**Task item**
Copy each line in the data that includes the word "Sammendrag".
*** Opening of Stored data ***
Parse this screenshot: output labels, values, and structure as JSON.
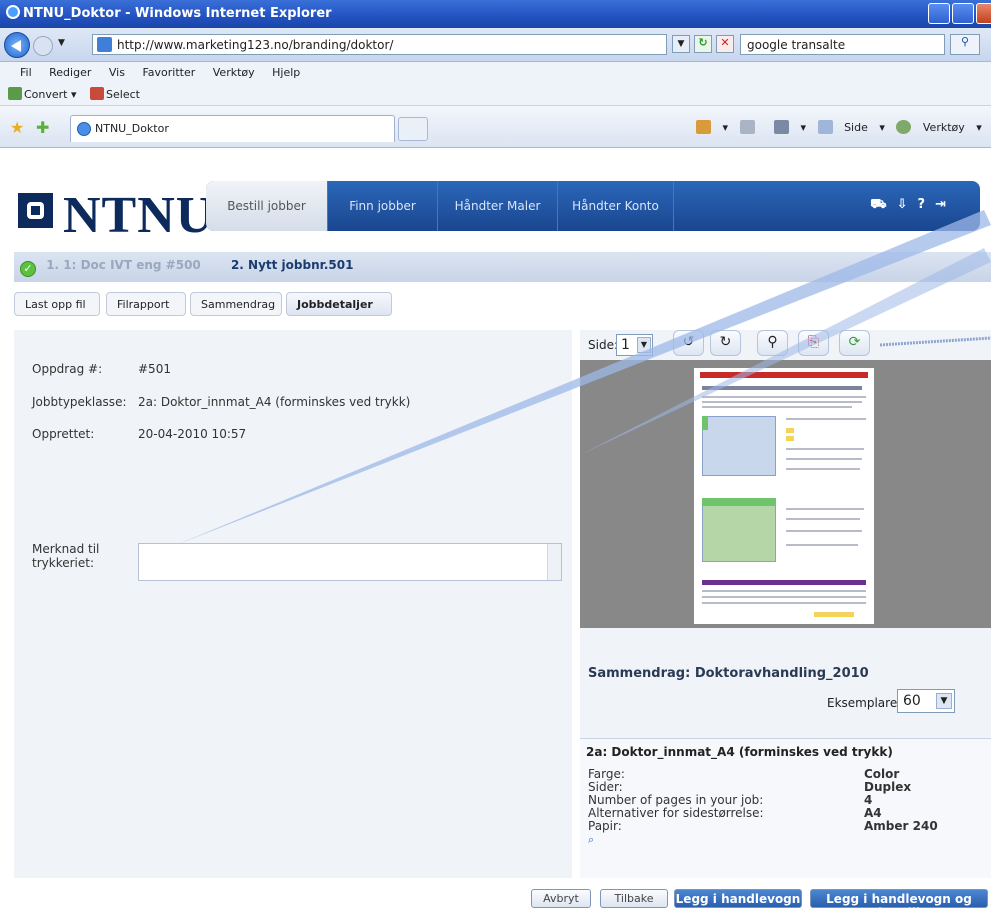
{
  "window": {
    "title": "NTNU_Doktor - Windows Internet Explorer"
  },
  "address": {
    "url": "http://www.marketing123.no/branding/doktor/",
    "search": "google transalte"
  },
  "menu": [
    "Fil",
    "Rediger",
    "Vis",
    "Favoritter",
    "Verktøy",
    "Hjelp"
  ],
  "toolbar": {
    "convert": "Convert",
    "select": "Select"
  },
  "tab": {
    "label": "NTNU_Doktor"
  },
  "commandbar": {
    "side": "Side",
    "verktoy": "Verktøy"
  },
  "logo": {
    "text": "NTNU"
  },
  "nav": {
    "items": [
      "Bestill jobber",
      "Finn jobber",
      "Håndter Maler",
      "Håndter Konto"
    ],
    "icons": [
      "cart-icon",
      "download-icon",
      "help-icon",
      "logout-icon"
    ]
  },
  "breadcrumb": {
    "done": "1. 1: Doc IVT eng #500",
    "current": "2. Nytt jobbnr.501"
  },
  "steps": [
    "Last opp fil",
    "Filrapport",
    "Sammendrag",
    "Jobbdetaljer"
  ],
  "details": {
    "order_label": "Oppdrag #:",
    "order_value": "#501",
    "type_label": "Jobbtypeklasse:",
    "type_value": "2a: Doktor_innmat_A4 (forminskes ved trykk)",
    "created_label": "Opprettet:",
    "created_value": "20-04-2010 10:57",
    "note_label_1": "Merknad til",
    "note_label_2": "trykkeriet:"
  },
  "preview": {
    "side_label": "Side:",
    "side_value": "1"
  },
  "summary": {
    "title": "Sammendrag: Doktoravhandling_2010",
    "copies_label": "Eksemplarer:",
    "copies_value": "60",
    "job_title": "2a: Doktor_innmat_A4 (forminskes ved trykk)",
    "rows": [
      {
        "label": "Farge:",
        "value": "Color"
      },
      {
        "label": "Sider:",
        "value": "Duplex"
      },
      {
        "label": "Number of pages in your job:",
        "value": "4"
      },
      {
        "label": "Alternativer for sidestørrelse:",
        "value": "A4"
      },
      {
        "label": "Papir:",
        "value": "Amber 240"
      }
    ]
  },
  "buttons": {
    "cancel": "Avbryt",
    "back": "Tilbake",
    "add_cart": "Legg i handlevogn",
    "add_order": "Legg i handlevogn og bestill"
  }
}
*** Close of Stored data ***
**Task solution**
    "Sammendrag",
    "title": "Sammendrag: Doktoravhandling_2010",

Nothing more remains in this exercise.